Jackson also continued to paint mountain scenes throughout his late career, including locales like Yosemite and Lake Louise that were new to his oeuvre. A particularly charming panoramic view of the Yosemite Valley is shown in Figure 8. Executed in a brighter, smoother style than his earlier landscapes, this work creates harmonies out of varying atmospheric tints as the mountains recede into the distance.

In May 1935 the fiftieth anniversary of Jackson’s tenure as the Crocker’s curator was celebrated by a long article in the Sacramento Union. The following January, he was felled by a stroke and died. As time goes on, and more works by this fine painter come to light, Jackson will be recognized as an artist worthy of inclusion in museum collections and histories of American impressionism. His portrayals of a pristine California speak directly to our longing for a better world—a world that does not exist today, nor ever really existed. It was created by the artistic imagination of a humble man with a great talent for art.

1 Sources for Jackson’s biography include “William Franklin Jackson (1850-1936): A Biography” by Sara-Louise Faustman, the artist’s great-niece; various family letters and memoirs, and a small file of newspaper clippings-all this material courtesy of Scott A. Shields, chief curator and associate director of the Crocker Art Museum in Sacramento. I owe a huge debt of gratitude to Shields for his help in fulfilling this project. The above sources are supplemented by a clipping file on Jackson in the North Point Gallery archive; and by items found during scans of Sacramento newspapers, many of which were discovered by Amy R. Harrison Sanchez, to whom I also owe much gratitude. This project was greatly aided by Roger and Kathy Carter and Susan and William Faustman.  2 Some accounts have the Jacksons crossing the plains in 1862. However, his own reminiscence was 1863; see Sacramento Union, November 9, 1930, p. 13.  3 Ibid.  4 San Francisco Chronicle, December 10, 1875, p. 3.  5 San Francisco Evening Post, September 20, 1879, p. 3.  6 Sacramento Daily Record-Union, March 23, 1885, p. 2.  7 Los Angeles Times, June 11, 1885, p. 2.  8 Ibid., June 12, 1885, p. 2.  9 Record-Union, June 18, 1885, p. 2.  10 The year 1876 is the only one during the 1870s that Keith sketched at Donner Lake and Summit Soda Springs, so that must have been the year he went with Jackson. See San Francisco Daily Evening Bulletin, September 1, 1876, for coverage of Keith’s trip.  11 Brother Cornelius, Keith, Old Master of California, vol. 1 (G. P. Putnam’s Sons, New York, 1942), p. 79.  12 For the best account of this event, see Record-Union, August 12, 1886, p. 2.  13 See Sacramento Union, May 12, 1935, p. 5, for Jackson’s account of his hiring.  14 I thank Nick Chickering, the foremost expert on the history of Soda Springs and the North Fork of the American River, for his account of the area and identification of the subjects of Jackson’s paintings.  15 Record-Union, January 5, 1886, p. 3.  16 Ibid., July 4, 1890, p. 3.  17 Ibid., September 19, 1887, p. 8. 18 Ibid., September 7, 1901, p. 8.  19 See Paul Tanner, “Crocker Gallery Shows Work of City’s ‘Grand Old Man,'” Sacramento Union, February 11, 1940, p. 16.  20 William F. Jackson, “The Crocker Art Gallery and Its Influence on the People,” clipping from an unidentified Sacramento newspaper, c. 1900, Jackson clipping file, Crocker Art Museum.  21 Katharine Clark Prosser, “Art and Artists,” San Francisco Call, January 22, 1911, p. 32.
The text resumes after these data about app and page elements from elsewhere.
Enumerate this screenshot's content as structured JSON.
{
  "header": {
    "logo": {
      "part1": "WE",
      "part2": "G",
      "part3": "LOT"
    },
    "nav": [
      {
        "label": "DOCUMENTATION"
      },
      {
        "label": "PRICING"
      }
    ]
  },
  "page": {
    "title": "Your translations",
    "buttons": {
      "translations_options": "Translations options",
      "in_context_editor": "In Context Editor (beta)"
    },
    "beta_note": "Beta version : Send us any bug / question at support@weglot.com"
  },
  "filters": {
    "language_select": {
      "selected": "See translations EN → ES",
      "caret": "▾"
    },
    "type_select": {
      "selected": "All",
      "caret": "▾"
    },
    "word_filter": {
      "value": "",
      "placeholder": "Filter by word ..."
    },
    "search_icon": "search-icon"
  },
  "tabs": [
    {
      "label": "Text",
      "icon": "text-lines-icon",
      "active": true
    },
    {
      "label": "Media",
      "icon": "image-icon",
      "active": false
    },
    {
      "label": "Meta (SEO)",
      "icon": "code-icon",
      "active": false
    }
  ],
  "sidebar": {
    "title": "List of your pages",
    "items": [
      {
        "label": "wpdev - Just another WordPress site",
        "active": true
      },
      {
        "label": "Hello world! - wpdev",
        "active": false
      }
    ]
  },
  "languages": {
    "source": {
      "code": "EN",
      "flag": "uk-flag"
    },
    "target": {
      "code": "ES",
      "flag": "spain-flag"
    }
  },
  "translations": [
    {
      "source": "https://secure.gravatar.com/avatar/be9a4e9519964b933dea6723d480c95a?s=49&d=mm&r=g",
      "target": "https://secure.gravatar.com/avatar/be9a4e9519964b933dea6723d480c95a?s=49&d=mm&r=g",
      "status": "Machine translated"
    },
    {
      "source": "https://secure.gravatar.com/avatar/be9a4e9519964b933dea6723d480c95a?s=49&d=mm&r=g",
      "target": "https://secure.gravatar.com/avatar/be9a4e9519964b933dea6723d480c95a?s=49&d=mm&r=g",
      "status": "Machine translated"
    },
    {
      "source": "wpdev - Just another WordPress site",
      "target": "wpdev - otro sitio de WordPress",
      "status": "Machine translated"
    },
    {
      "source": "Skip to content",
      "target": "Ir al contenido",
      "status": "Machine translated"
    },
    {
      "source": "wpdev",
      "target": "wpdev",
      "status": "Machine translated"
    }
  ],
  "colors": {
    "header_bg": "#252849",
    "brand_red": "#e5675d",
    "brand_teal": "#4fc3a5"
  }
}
Alfred C. Harrison Jr. is president of the North Point Gallery in San Francisco.